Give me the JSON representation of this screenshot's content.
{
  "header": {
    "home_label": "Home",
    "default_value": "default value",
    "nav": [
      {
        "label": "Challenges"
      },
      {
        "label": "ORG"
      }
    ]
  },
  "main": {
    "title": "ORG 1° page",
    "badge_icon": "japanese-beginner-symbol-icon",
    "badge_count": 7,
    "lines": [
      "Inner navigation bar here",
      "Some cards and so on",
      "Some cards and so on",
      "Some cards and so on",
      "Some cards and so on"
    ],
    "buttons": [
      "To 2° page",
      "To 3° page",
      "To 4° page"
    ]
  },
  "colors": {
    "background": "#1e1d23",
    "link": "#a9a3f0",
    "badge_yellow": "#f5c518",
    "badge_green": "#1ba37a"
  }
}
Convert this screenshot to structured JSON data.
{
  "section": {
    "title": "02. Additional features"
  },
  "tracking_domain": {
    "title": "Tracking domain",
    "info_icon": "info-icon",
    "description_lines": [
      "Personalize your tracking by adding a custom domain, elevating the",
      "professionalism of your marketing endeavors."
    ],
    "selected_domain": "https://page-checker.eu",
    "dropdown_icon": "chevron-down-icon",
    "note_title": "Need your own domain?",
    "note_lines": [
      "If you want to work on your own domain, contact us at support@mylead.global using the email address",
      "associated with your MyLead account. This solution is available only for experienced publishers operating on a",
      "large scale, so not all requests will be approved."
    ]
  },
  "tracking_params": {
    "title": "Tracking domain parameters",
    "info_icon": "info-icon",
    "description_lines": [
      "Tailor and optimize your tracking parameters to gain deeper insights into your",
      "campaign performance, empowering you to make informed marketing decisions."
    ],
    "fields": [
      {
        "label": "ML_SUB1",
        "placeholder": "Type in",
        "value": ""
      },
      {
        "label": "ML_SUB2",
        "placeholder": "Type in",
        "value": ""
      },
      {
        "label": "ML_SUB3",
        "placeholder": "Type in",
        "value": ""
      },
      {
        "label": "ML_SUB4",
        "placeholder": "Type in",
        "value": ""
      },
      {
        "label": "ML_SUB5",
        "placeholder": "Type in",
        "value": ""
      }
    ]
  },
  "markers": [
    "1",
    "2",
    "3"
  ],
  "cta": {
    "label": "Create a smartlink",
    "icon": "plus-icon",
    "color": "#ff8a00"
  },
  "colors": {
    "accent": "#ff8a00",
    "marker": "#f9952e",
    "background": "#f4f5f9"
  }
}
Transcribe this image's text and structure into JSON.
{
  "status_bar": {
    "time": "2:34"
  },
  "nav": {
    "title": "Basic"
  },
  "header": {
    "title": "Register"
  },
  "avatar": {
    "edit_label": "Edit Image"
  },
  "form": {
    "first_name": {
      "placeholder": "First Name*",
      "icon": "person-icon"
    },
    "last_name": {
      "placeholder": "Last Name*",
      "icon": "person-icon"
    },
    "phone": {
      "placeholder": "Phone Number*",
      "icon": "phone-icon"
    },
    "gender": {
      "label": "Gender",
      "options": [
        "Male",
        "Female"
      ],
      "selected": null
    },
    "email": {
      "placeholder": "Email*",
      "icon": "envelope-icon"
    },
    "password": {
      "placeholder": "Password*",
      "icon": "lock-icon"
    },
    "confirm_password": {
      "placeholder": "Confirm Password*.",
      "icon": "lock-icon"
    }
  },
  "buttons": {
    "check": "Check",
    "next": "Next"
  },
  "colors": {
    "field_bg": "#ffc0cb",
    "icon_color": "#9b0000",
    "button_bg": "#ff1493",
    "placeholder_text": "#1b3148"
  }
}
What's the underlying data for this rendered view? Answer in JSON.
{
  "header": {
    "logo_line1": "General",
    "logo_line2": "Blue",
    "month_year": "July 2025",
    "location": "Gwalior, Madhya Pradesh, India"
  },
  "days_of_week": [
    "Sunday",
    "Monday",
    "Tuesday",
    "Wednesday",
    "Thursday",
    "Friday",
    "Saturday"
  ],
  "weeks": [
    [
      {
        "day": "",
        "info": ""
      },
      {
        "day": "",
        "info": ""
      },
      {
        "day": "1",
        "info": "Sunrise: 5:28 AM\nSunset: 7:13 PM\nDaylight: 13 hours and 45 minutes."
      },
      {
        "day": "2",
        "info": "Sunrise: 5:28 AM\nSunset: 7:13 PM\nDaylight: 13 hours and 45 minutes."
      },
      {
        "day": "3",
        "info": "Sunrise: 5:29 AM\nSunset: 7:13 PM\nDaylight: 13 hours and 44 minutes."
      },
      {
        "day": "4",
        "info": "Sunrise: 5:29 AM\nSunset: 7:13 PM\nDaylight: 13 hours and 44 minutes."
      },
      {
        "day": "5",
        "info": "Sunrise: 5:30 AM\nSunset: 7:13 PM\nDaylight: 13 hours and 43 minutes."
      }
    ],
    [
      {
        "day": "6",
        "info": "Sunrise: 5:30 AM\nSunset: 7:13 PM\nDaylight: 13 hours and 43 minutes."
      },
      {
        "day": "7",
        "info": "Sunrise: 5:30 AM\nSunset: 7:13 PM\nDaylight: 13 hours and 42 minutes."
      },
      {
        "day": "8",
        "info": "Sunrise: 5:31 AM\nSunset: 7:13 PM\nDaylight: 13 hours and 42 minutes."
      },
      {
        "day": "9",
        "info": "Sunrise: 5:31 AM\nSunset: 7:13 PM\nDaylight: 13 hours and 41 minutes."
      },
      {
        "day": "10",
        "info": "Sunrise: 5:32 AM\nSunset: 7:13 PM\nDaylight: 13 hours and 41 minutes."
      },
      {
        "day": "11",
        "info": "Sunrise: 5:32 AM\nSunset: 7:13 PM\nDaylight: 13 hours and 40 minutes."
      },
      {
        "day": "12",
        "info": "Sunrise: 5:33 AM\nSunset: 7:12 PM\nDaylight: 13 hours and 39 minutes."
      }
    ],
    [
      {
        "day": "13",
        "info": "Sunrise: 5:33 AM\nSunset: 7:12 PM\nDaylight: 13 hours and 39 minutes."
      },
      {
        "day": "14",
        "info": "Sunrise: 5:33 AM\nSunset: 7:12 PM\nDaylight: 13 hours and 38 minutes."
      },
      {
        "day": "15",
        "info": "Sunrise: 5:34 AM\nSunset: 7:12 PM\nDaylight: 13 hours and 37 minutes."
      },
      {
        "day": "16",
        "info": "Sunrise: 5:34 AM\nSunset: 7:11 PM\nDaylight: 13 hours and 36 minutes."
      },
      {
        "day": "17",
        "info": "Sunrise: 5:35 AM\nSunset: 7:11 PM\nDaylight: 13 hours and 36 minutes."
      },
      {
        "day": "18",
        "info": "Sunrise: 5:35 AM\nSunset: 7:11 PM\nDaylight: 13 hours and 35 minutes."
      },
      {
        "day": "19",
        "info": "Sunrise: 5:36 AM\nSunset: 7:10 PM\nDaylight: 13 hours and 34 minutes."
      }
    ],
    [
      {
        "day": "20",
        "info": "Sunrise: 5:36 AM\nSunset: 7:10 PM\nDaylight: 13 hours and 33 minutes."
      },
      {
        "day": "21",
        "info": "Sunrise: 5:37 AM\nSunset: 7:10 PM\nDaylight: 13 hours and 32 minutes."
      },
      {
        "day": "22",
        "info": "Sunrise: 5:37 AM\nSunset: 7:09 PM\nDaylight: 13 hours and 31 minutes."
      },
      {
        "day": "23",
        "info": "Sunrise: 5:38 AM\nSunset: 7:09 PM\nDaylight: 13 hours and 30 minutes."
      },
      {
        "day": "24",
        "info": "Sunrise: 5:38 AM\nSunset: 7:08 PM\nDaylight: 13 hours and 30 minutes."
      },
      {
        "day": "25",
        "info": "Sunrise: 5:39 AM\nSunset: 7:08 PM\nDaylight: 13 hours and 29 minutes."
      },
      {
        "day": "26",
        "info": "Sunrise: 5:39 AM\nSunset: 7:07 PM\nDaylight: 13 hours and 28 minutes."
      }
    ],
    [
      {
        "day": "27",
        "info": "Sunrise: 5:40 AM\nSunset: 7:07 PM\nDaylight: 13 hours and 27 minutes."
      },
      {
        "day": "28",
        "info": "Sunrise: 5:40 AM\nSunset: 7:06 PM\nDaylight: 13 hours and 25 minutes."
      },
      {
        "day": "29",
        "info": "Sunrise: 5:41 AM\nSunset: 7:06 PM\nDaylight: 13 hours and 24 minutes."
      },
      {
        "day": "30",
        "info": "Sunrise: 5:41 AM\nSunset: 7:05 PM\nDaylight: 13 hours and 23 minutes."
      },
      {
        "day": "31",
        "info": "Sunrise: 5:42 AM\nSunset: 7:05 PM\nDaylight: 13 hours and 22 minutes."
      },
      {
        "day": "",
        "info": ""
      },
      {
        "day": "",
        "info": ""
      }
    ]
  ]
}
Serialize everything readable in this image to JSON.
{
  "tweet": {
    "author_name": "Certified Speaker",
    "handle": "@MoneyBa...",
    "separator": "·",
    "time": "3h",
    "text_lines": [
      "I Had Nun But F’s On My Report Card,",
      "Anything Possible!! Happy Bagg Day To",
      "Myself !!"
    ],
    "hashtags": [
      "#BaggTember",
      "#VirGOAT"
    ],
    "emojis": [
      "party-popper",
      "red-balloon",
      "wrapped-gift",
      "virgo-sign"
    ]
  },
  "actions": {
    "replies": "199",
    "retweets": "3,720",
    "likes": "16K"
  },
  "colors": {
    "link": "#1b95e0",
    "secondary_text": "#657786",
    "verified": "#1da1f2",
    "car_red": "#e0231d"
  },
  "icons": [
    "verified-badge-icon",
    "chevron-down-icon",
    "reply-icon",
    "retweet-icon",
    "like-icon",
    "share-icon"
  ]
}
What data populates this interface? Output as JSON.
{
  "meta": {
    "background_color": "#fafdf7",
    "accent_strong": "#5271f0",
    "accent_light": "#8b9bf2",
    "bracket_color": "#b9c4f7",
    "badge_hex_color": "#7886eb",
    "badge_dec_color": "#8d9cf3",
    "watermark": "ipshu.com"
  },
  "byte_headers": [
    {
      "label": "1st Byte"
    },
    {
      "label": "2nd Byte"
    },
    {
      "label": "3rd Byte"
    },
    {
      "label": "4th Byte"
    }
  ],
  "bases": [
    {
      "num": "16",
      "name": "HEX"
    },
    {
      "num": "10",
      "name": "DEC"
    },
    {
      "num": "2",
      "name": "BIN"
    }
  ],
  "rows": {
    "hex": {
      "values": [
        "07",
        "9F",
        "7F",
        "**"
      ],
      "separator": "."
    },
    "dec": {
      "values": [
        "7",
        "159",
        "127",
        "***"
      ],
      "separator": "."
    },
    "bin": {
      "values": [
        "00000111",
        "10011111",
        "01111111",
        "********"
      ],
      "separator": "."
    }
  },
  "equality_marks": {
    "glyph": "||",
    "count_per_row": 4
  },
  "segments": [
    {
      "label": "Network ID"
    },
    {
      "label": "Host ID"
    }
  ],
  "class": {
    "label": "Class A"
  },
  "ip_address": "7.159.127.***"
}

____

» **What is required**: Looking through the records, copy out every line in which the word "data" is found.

» **Written reply**:
Convert this screenshot to structured JSON data.
What's the underlying data for this rendered view? Answer in JSON.
What data populates this interface? Output as JSON.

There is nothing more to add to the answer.